WHAT TO DO:
The records that follow must all be duplicated exactly.

Entries from a dataset of interfaces:
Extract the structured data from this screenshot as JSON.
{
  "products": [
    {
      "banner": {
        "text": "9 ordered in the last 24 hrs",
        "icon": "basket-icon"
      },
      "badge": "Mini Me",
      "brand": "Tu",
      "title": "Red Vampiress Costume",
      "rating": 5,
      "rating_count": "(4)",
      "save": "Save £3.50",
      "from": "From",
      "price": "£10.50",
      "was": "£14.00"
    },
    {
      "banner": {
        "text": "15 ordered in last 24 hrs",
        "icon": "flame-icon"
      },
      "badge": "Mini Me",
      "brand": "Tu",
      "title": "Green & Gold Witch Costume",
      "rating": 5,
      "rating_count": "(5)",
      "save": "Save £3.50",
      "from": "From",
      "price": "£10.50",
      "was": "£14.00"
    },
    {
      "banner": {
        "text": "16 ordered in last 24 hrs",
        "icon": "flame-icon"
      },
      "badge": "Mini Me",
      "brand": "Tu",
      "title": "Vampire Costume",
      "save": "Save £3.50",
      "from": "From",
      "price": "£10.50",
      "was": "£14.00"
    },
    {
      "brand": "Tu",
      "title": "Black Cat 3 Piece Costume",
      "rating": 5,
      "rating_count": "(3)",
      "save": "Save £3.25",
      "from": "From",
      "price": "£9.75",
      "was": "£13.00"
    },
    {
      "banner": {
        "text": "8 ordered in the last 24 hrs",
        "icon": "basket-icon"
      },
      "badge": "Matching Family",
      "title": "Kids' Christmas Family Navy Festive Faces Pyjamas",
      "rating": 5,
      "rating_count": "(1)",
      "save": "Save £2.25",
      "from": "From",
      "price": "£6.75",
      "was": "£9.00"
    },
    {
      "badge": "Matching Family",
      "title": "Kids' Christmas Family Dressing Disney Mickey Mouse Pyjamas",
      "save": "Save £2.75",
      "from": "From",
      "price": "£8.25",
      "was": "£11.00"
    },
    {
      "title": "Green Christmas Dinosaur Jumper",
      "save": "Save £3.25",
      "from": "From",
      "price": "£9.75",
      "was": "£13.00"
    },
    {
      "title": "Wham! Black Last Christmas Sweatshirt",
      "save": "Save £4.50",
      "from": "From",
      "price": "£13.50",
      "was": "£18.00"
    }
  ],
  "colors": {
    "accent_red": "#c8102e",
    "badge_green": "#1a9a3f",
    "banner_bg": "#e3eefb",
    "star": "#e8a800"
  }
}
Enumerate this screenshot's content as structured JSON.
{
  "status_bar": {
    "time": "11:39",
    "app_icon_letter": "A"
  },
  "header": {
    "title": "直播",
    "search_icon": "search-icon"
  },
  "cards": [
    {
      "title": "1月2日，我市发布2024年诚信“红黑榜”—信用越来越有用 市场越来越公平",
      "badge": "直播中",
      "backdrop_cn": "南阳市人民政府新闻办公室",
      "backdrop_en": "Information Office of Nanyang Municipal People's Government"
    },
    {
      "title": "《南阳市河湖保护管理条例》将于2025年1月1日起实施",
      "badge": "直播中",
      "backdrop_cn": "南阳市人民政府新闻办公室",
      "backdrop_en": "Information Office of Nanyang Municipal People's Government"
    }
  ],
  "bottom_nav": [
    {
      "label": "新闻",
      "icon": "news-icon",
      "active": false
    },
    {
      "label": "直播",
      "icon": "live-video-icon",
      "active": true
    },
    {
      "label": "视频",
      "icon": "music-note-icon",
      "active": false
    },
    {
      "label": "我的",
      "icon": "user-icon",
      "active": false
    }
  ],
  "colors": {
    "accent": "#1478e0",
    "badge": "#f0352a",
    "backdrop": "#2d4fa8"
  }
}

EXERCISE ANSWER:
Extract the structured data from this screenshot as JSON.
{
  "products": [
    {
      "banner": {
        "text": "9 ordered in the last 24 hrs",
        "icon": "basket-icon"
      },
      "badge": "Mini Me",
      "brand": "Tu",
      "title": "Red Vampiress Costume",
      "rating": 5,
      "rating_count": "(4)",
      "save": "Save £3.50",
      "from": "From",
      "price": "£10.50",
      "was": "£14.00"
    },
    {
      "banner": {
        "text": "15 ordered in last 24 hrs",
        "icon": "flame-icon"
      },
      "badge": "Mini Me",
      "brand": "Tu",
      "title": "Green & Gold Witch Costume",
      "rating": 5,
      "rating_count": "(5)",
      "save": "Save £3.50",
      "from": "From",
      "price": "£10.50",
      "was": "£14.00"
    },
    {
      "banner": {
        "text": "16 ordered in last 24 hrs",
        "icon": "flame-icon"
      },
      "badge": "Mini Me",
      "brand": "Tu",
      "title": "Vampire Costume",
      "save": "Save £3.50",
      "from": "From",
      "price": "£10.50",
      "was": "£14.00"
    },
    {
      "brand": "Tu",
      "title": "Black Cat 3 Piece Costume",
      "rating": 5,
      "rating_count": "(3)",
      "save": "Save £3.25",
      "from": "From",
      "price": "£9.75",
      "was": "£13.00"
    },
    {
      "banner": {
        "text": "8 ordered in the last 24 hrs",
        "icon": "basket-icon"
      },
      "badge": "Matching Family",
      "title": "Kids' Christmas Family Navy Festive Faces Pyjamas",
      "rating": 5,
      "rating_count": "(1)",
      "save": "Save £2.25",
      "from": "From",
      "price": "£6.75",
      "was": "£9.00"
    },
    {
      "badge": "Matching Family",
      "title": "Kids' Christmas Family Dressing Disney Mickey Mouse Pyjamas",
      "save": "Save £2.75",
      "from": "From",
      "price": "£8.25",
      "was": "£11.00"
    },
    {
      "title": "Green Christmas Dinosaur Jumper",
      "save": "Save £3.25",
      "from": "From",
      "price": "£9.75",
      "was": "£13.00"
    },
    {
      "title": "Wham! Black Last Christmas Sweatshirt",
      "save": "Save £4.50",
      "from": "From",
      "price": "£13.50",
      "was": "£18.00"
    }
  ],
  "colors": {
    "accent_red": "#c8102e",
    "badge_green": "#1a9a3f",
    "banner_bg": "#e3eefb",
    "star": "#e8a800"
  }
}
Enumerate this screenshot's content as structured JSON.
{
  "status_bar": {
    "time": "11:39",
    "app_icon_letter": "A"
  },
  "header": {
    "title": "直播",
    "search_icon": "search-icon"
  },
  "cards": [
    {
      "title": "1月2日，我市发布2024年诚信“红黑榜”—信用越来越有用 市场越来越公平",
      "badge": "直播中",
      "backdrop_cn": "南阳市人民政府新闻办公室",
      "backdrop_en": "Information Office of Nanyang Municipal People's Government"
    },
    {
      "title": "《南阳市河湖保护管理条例》将于2025年1月1日起实施",
      "badge": "直播中",
      "backdrop_cn": "南阳市人民政府新闻办公室",
      "backdrop_en": "Information Office of Nanyang Municipal People's Government"
    }
  ],
  "bottom_nav": [
    {
      "label": "新闻",
      "icon": "news-icon",
      "active": false
    },
    {
      "label": "直播",
      "icon": "live-video-icon",
      "active": true
    },
    {
      "label": "视频",
      "icon": "music-note-icon",
      "active": false
    },
    {
      "label": "我的",
      "icon": "user-icon",
      "active": false
    }
  ],
  "colors": {
    "accent": "#1478e0",
    "badge": "#f0352a",
    "backdrop": "#2d4fa8"
  }
}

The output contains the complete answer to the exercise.